He was silent for a minute, and I could tell that something was bugging him. Eventually he said, “My momma had to get stitches one time.” He looked out the window, and I could see the worry in his eyes when he mentioned her.
“You think we should call her? Tell her you’re at the special spot?” I asked.
I was reaching in my back pocket for my phone when a commotion at the front door caught my attention. A young woman rushed over to one of the waitresses and started talking hysterically. Her cheeks flushed red with alarm as she spoke, and after a few seconds, she turned and looked in our direction. Frozen in her stance, her dark brown eyes slowly met mine, a stunned look crossing her face as her eyes roamed over me. I noticed that she had a lot of the same features as Wyatt, even the same freckles along the bridge of her nose. There was no doubt that she was Wyatt’s mother. She obviously had no idea what to make of me, and the fact that I was sitting with her son clearly scared the shit out of her. Her troubled eyes locked on mine as she started advancing towards our booth. Wearing an oversized t-shirt and sweats, she wasn’t like the girls at the club. There was a wholesomeness about her, a goodness that I wasn’t accustomed to. She stopped at the edge of the table, shooting me a nervous glance, and knelt down next to her son.
“Hey, Buddy. Are you okay?” she asked in almost a whisper.
I knew instantly by the way he looked at her that she wasn’t the one who had put those bruises on his arms. “Hey, Momma. This is Griffin. He got me some chicken nuggets, but I’m done now. Can we go home?”
“Hi, I’m Wren,” she said, before turning back to her son. “Yeah, buddy. We can go. You did a good job getting here like we talked about. I’m so proud of you,” she answered.
“Went down Tucker Street, and turned right on Main. Just like you showed me.”
“You are such a smart boy,” she said, brushing his long bangs out of his eyes. She looked over to me with a pleading look and said, “I know this looks bad… really bad, but I’m doing the best I can.” I had no idea why it even mattered to her what I thought, but I could see that it was important that I understood. “I’d tell you what this was all about, but it would take a lifetime to explain. Right now, I need to get him home. How much do I owe you for the food?”

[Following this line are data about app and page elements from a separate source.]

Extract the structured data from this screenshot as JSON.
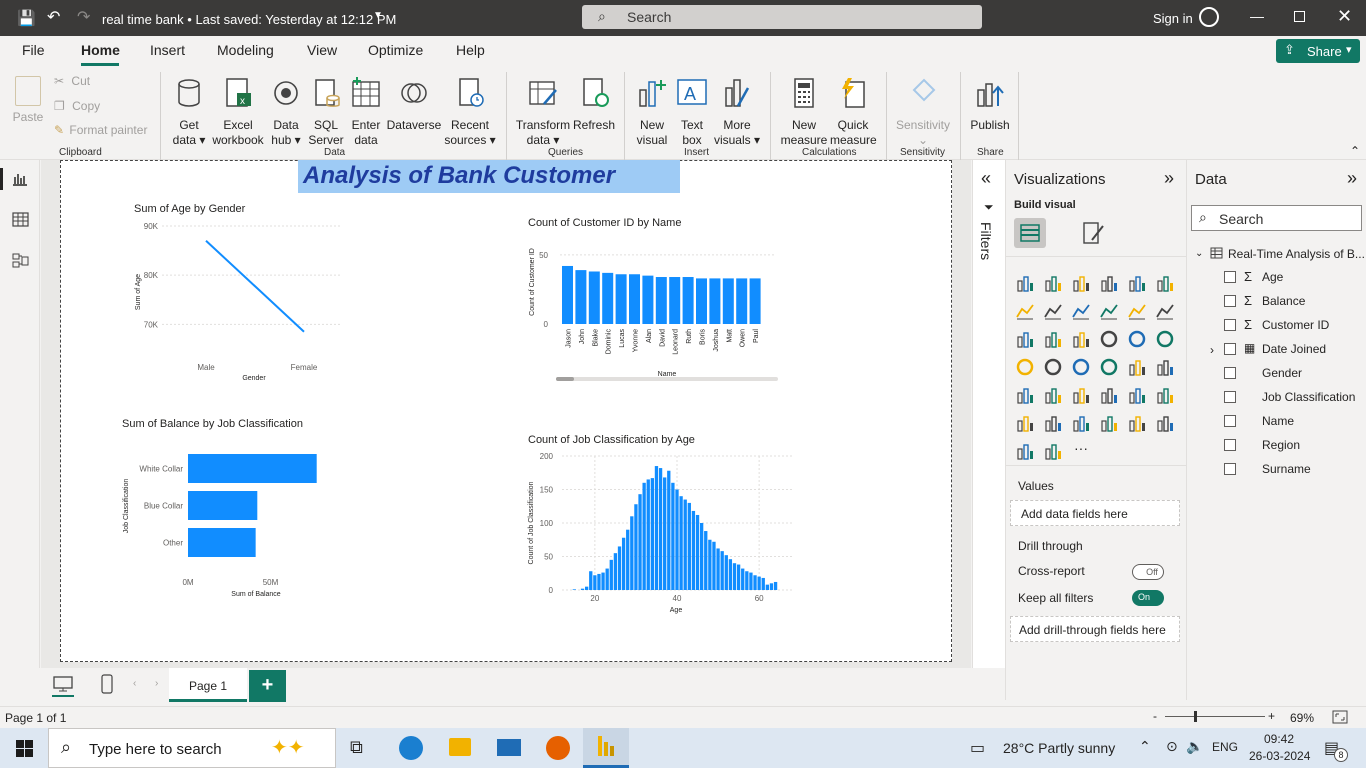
{
  "titlebar": {
    "doc_title": "real time bank",
    "saved": "Last saved: Yesterday at 12:12 PM",
    "search_placeholder": "Search",
    "sign_in": "Sign in"
  },
  "menu": [
    "File",
    "Home",
    "Insert",
    "Modeling",
    "View",
    "Optimize",
    "Help"
  ],
  "share": "Share",
  "ribbon": {
    "clipboard": {
      "paste": "Paste",
      "cut": "Cut",
      "copy": "Copy",
      "format_painter": "Format painter",
      "group": "Clipboard"
    },
    "data": {
      "items": [
        {
          "l1": "Get",
          "l2": "data ▾"
        },
        {
          "l1": "Excel",
          "l2": "workbook"
        },
        {
          "l1": "Data",
          "l2": "hub ▾"
        },
        {
          "l1": "SQL",
          "l2": "Server"
        },
        {
          "l1": "Enter",
          "l2": "data"
        },
        {
          "l1": "Dataverse",
          "l2": ""
        },
        {
          "l1": "Recent",
          "l2": "sources ▾"
        }
      ],
      "group": "Data"
    },
    "queries": {
      "transform_1": "Transform",
      "transform_2": "data ▾",
      "refresh": "Refresh",
      "group": "Queries"
    },
    "insert": {
      "new_visual_1": "New",
      "new_visual_2": "visual",
      "text_box_1": "Text",
      "text_box_2": "box",
      "more_1": "More",
      "more_2": "visuals ▾",
      "group": "Insert"
    },
    "calculations": {
      "new_measure_1": "New",
      "new_measure_2": "measure",
      "quick_1": "Quick",
      "quick_2": "measure",
      "group": "Calculations"
    },
    "sensitivity": {
      "label": "Sensitivity",
      "group": "Sensitivity"
    },
    "share_group": {
      "publish": "Publish",
      "group": "Share"
    }
  },
  "report": {
    "title": "Analysis of Bank Customer",
    "charts": [
      {
        "title": "Sum of Age by Gender"
      },
      {
        "title": "Count of Customer ID by Name"
      },
      {
        "title": "Sum of Balance by Job Classification"
      },
      {
        "title": "Count of Job Classification by Age"
      }
    ]
  },
  "chart_data": [
    {
      "type": "line",
      "title": "Sum of Age by Gender",
      "categories": [
        "Male",
        "Female"
      ],
      "values": [
        87000,
        68500
      ],
      "xlabel": "Gender",
      "ylabel": "Sum of Age",
      "yticks": [
        "90K",
        "80K",
        "70K"
      ],
      "ylim": [
        66000,
        90000
      ],
      "color": "#118dff"
    },
    {
      "type": "bar",
      "title": "Count of Customer ID by Name",
      "categories": [
        "Jason",
        "John",
        "Blake",
        "Dominic",
        "Lucas",
        "Yvonne",
        "Alan",
        "David",
        "Leonard",
        "Ruth",
        "Boris",
        "Joshua",
        "Matt",
        "Owen",
        "Paul"
      ],
      "values": [
        42,
        39,
        38,
        37,
        36,
        36,
        35,
        34,
        34,
        34,
        33,
        33,
        33,
        33,
        33
      ],
      "xlabel": "Name",
      "ylabel": "Count of Customer ID",
      "yticks": [
        "50",
        "0"
      ],
      "ylim": [
        0,
        55
      ],
      "color": "#118dff"
    },
    {
      "type": "bar",
      "orientation": "horizontal",
      "title": "Sum of Balance by Job Classification",
      "categories": [
        "White Collar",
        "Blue Collar",
        "Other"
      ],
      "values": [
        78,
        42,
        41
      ],
      "xlabel": "Sum of Balance",
      "ylabel": "Job Classification",
      "xticks": [
        "0M",
        "50M"
      ],
      "xlim": [
        0,
        80
      ],
      "color": "#118dff"
    },
    {
      "type": "bar",
      "title": "Count of Job Classification by Age",
      "x": [
        15,
        16,
        17,
        18,
        19,
        20,
        21,
        22,
        23,
        24,
        25,
        26,
        27,
        28,
        29,
        30,
        31,
        32,
        33,
        34,
        35,
        36,
        37,
        38,
        39,
        40,
        41,
        42,
        43,
        44,
        45,
        46,
        47,
        48,
        49,
        50,
        51,
        52,
        53,
        54,
        55,
        56,
        57,
        58,
        59,
        60,
        61,
        62,
        63,
        64
      ],
      "values": [
        1,
        0,
        2,
        5,
        28,
        22,
        24,
        26,
        32,
        45,
        55,
        65,
        78,
        90,
        110,
        128,
        143,
        160,
        165,
        167,
        185,
        182,
        168,
        178,
        160,
        150,
        140,
        135,
        130,
        118,
        112,
        100,
        88,
        75,
        72,
        62,
        58,
        52,
        46,
        40,
        38,
        32,
        28,
        26,
        22,
        20,
        18,
        8,
        10,
        12
      ],
      "xlabel": "Age",
      "ylabel": "Count of Job Classification",
      "yticks": [
        "200",
        "150",
        "100",
        "50",
        "0"
      ],
      "xticks": [
        "20",
        "40",
        "60"
      ],
      "ylim": [
        0,
        200
      ],
      "xlim": [
        12,
        68
      ],
      "color": "#118dff"
    }
  ],
  "filters_label": "Filters",
  "viz": {
    "title": "Visualizations",
    "build": "Build visual",
    "values_label": "Values",
    "values_placeholder": "Add data fields here",
    "drill": "Drill through",
    "cross_report": "Cross-report",
    "cross_state": "Off",
    "keep_filters": "Keep all filters",
    "keep_state": "On",
    "drill_placeholder": "Add drill-through fields here",
    "more": "···"
  },
  "data_pane": {
    "title": "Data",
    "search": "Search",
    "table": "Real-Time Analysis of B...",
    "fields": [
      {
        "name": "Age",
        "sigma": "Σ"
      },
      {
        "name": "Balance",
        "sigma": "Σ"
      },
      {
        "name": "Customer ID",
        "sigma": "Σ"
      },
      {
        "name": "Date Joined",
        "sigma": ""
      },
      {
        "name": "Gender",
        "sigma": ""
      },
      {
        "name": "Job Classification",
        "sigma": ""
      },
      {
        "name": "Name",
        "sigma": ""
      },
      {
        "name": "Region",
        "sigma": ""
      },
      {
        "name": "Surname",
        "sigma": ""
      }
    ]
  },
  "pages": {
    "tab": "Page 1",
    "add": "+"
  },
  "status": {
    "page": "Page 1 of 1",
    "zoom": "69%",
    "minus": "-",
    "plus": "+"
  },
  "taskbar": {
    "search": "Type here to search",
    "weather": "28°C  Partly sunny",
    "lang": "ENG",
    "time": "09:42",
    "date": "26-03-2024",
    "notif": "8"
  }
}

“Don’t worry about it. I got it,” I told her.
“Thank you so much,” she said.
Before I had a chance to say anything else, she took Wyatt by the hand and helped him out of the booth. I stood up along with him and watched as she started towards the door. When we got to the exit, she turned towards me and reached out to shake my hand. Her touch was soft and gentle as she said, “I don’t know how to thank you for this. I just…”
“Not a problem. I understand.” The second she released my hand, I felt the loss of her warmth. I couldn’t remember a time when someone’s touch had affected me like that, and I didn’t know what to make of my reaction. I just knew I didn’t want her leave, not until I knew what was going on. Knowing it wasn’t any of my fucking business, I stood frozen in my spot as I watched them both walk out to her car. I should’ve left things alone – let them walk out that door and never think about it again. But I found that I just couldn’t and that surprised me.

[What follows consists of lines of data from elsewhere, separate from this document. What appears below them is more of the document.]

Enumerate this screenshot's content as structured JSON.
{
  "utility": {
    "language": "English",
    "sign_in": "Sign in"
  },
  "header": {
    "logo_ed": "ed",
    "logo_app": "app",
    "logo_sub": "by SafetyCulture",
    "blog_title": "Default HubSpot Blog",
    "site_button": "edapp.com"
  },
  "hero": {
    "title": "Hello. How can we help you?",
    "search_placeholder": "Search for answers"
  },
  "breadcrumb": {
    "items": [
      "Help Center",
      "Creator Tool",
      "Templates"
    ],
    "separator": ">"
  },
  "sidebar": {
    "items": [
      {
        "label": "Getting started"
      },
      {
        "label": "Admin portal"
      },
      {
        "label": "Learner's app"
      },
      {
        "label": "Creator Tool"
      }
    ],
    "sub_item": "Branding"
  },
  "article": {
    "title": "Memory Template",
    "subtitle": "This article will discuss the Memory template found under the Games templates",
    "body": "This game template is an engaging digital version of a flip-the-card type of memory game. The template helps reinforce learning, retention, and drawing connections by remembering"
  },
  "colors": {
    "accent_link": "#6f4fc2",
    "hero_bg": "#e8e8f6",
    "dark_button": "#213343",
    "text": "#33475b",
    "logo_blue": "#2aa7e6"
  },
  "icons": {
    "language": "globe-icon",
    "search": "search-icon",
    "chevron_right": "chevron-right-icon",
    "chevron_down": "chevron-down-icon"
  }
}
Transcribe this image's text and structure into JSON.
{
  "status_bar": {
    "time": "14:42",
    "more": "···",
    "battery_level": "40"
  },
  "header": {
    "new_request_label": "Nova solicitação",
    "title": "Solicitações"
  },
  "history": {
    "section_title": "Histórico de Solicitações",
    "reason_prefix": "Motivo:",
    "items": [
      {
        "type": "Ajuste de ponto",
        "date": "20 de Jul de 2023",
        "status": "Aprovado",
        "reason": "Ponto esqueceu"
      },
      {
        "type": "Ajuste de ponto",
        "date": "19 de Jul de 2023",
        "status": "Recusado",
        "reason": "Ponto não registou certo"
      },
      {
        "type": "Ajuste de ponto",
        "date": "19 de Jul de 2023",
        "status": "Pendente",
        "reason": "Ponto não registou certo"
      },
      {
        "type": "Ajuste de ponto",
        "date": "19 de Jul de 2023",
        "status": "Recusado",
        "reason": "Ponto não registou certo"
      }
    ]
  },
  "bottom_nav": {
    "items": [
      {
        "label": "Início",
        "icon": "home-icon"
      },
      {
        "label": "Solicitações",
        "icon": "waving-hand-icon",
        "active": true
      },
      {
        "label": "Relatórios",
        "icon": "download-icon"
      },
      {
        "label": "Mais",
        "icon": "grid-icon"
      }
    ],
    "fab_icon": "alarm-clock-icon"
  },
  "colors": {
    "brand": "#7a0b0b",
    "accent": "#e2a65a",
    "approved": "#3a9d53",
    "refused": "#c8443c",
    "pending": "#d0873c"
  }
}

Wyatt was quiet as he got in the car. His little hand reached up for his seatbelt, and my heart practically shattered on the spot when I noticed the bruising on his little arms. I had no doubt how they’d gotten there, realizing instantly that my worst nightmare had come true. I’d prayed that this night would never come, but deep down, I always knew it would. I had to fight back the tears when I looked over to his precious little face. It killed me to think that his father had hurt him, and everything in me wanted to take Wyatt and run – get as far away from Michael as I could. I had to make sure it never happened again. Wyatt was such a wonderful little boy. He filled my life with so many blessings, and I just couldn’t understand how Michael could hurt him. My mind was full of questions. I desperately wanted to grill Wyatt about what had happened, but I knew I needed to tread very carefully. If he thought I was upset he would shut down, and I’d never find out exactly what happened.
I started the engine and said, “I’m sorry that Mrs. Daniels had to leave you tonight, Bud.”
“It’s okay. She had a family emergency,” he answered, looking towards the diner. Something had momentarily caught his attention, causing him to turn back in his seat to get a closer look. A few seconds passed, and then he turned back to me and said, “I think it was something bad. She was crying.”